(6)Many Unitarian Universalist congregations have lessened their commitment to providing programming for families with children — more on this in this next set of comments.
And here are my thoughts on why religious education enrollment is declining:
(1) Professional religious educators are a dying breed. The economic situations of most congregation has led to cuts in religious education staffing. Positions calling for a minister of religious education are being downgraded to director of religious education, or associate or assistant minister. Full-time positions are disappearing, and part-time positions are losing hours. Sabbatical leave for religious educators is almost unheard of. As a result, religious education as a profession is not attracting many high quality candidates; many religious educators are part-timers who take the job because it’s convenient, not because they are actually inspired to do religious education as a career. Furthermore, the number of career religious educators (trained professionals who plan to make this their career) is dwindling; in the past, career religious educators helped support the untrained, part-time and temporary religious educators.
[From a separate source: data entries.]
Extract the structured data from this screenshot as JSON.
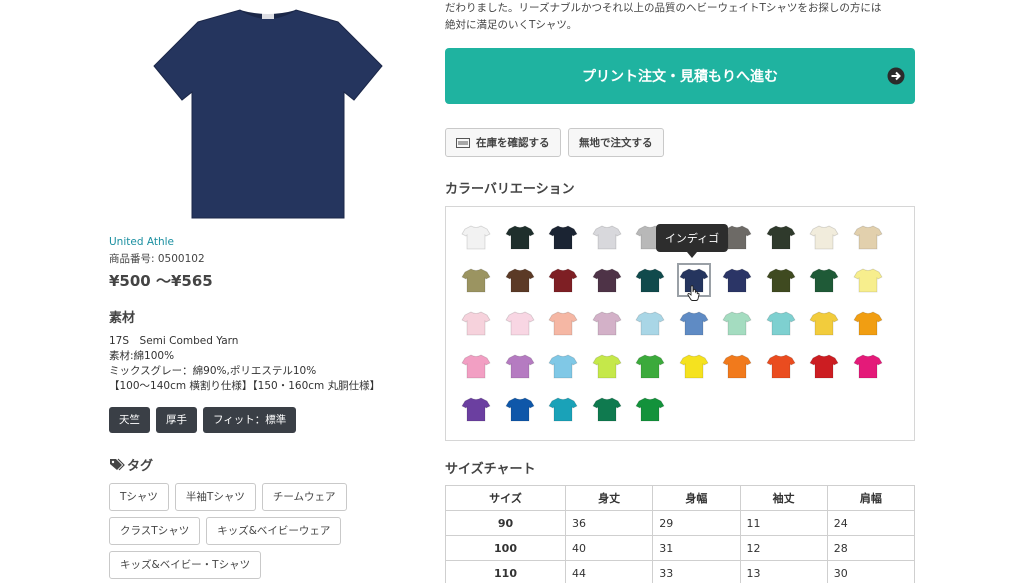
{
  "product": {
    "brand": "United Athle",
    "product_number": "商品番号: 0500102",
    "price": "¥500 〜¥565",
    "hero_color": "#25355e"
  },
  "material": {
    "heading": "素材",
    "lines": [
      "17S　Semi Combed Yarn",
      "素材:綿100%",
      "ミックスグレー：綿90%,ポリエステル10%",
      "【100〜140cm 横割り仕様】【150・160cm 丸胴仕様】"
    ],
    "badges": [
      "天竺",
      "厚手",
      "フィット：標準"
    ]
  },
  "tags": {
    "heading": "タグ",
    "items": [
      "Tシャツ",
      "半袖Tシャツ",
      "チームウェア",
      "クラスTシャツ",
      "キッズ&ベイビーウェア",
      "キッズ&ベイビー・Tシャツ"
    ]
  },
  "description": {
    "line1": "だわりました。リーズナブルかつそれ以上の品質のヘビーウェイトTシャツをお探しの方には",
    "line2": "絶対に満足のいくTシャツ。"
  },
  "cta": {
    "label": "プリント注文・見積もりへ進む",
    "color": "#1fb3a0"
  },
  "buttons": {
    "stock": "在庫を確認する",
    "plain_order": "無地で注文する"
  },
  "colors": {
    "heading": "カラーバリエーション",
    "tooltip": "インディゴ",
    "swatches": [
      "#f2f2f2",
      "#1f2f2c",
      "#1b2433",
      "#d8d8dc",
      "#b8b8b8",
      "#7a7a7a",
      "#6d6a66",
      "#2f3a2c",
      "#f1ecdc",
      "#e2d0ad",
      "#9b9461",
      "#5b3a26",
      "#7e1f24",
      "#4e3347",
      "#104a4c",
      "#25355e",
      "#2b3566",
      "#3f4a20",
      "#1f5a37",
      "#f7ee8d",
      "#f6d2dc",
      "#f8d6e3",
      "#f5b7a4",
      "#d3b1c8",
      "#a9d6e6",
      "#5f8bc4",
      "#a4dcc0",
      "#7ed0d0",
      "#f2cc3c",
      "#f19e12",
      "#f29fc3",
      "#b57bc1",
      "#80c8e6",
      "#c5e84a",
      "#3caa3c",
      "#f5e21f",
      "#f17a1c",
      "#ea4c1f",
      "#cc1d22",
      "#e41a79",
      "#6b3fa0",
      "#0f57a9",
      "#1aa2b8",
      "#0f7a4f",
      "#13923b"
    ],
    "selected_index": 15
  },
  "size_chart": {
    "heading": "サイズチャート",
    "headers": [
      "サイズ",
      "身丈",
      "身幅",
      "袖丈",
      "肩幅"
    ],
    "rows": [
      [
        "90",
        "36",
        "29",
        "11",
        "24"
      ],
      [
        "100",
        "40",
        "31",
        "12",
        "28"
      ],
      [
        "110",
        "44",
        "33",
        "13",
        "30"
      ]
    ]
  }
}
(2) UUA and district support for religious education is down. Many districts have replaced district religious education consultants with district program consultants. Staff and funding for the religious education department of the UUA has been cut.
(3) The UUA religious education department is inward-focussed and seemingly unaware of wider developments in the fields of religious education, and education more broadly. The UUA’s religious education department has insisted in recasting itself as the “Lifespan Faith Development” department; but religious education is a well-recognized field with an international professional organization, scholars doing relevant research, and many practitioners in other liberal denominations and faiths; whereas “faith development” is a field restricted to a few developmental psychologists following in the footsteps of James Fowler. Two examples of the inward focus of the UUA when it comes to religious education: while the rest of the U.S. prioritizes assessment within education, the UUA still focusses on curriculum; and while the broader educational world grapples with all the new insights from cognitive science, UUA materials show little or no influence of cognitive science insights.
(4) Current congregational leadership is often drawn from empty nesters and retired people, some of whom don’t want to spend money on kids. In more than one congregation, I’ve actually heard older people advocate that their congergation be a sort of “over-55 community.” Even one or two people like this can be enough to scare away families with children.
(5) The religious education programs of too many congregation are woefully out of date. Our best curriculum guides are from twenty or more years ago — and in any case, today’s families are accustomed to educational programs that are driven by assessment, not by curriculum. Youth groups still mostly operate using a model that became popular about 1970. Sunday school facilities are typically outdated, and often have a lot of deferred maintenance.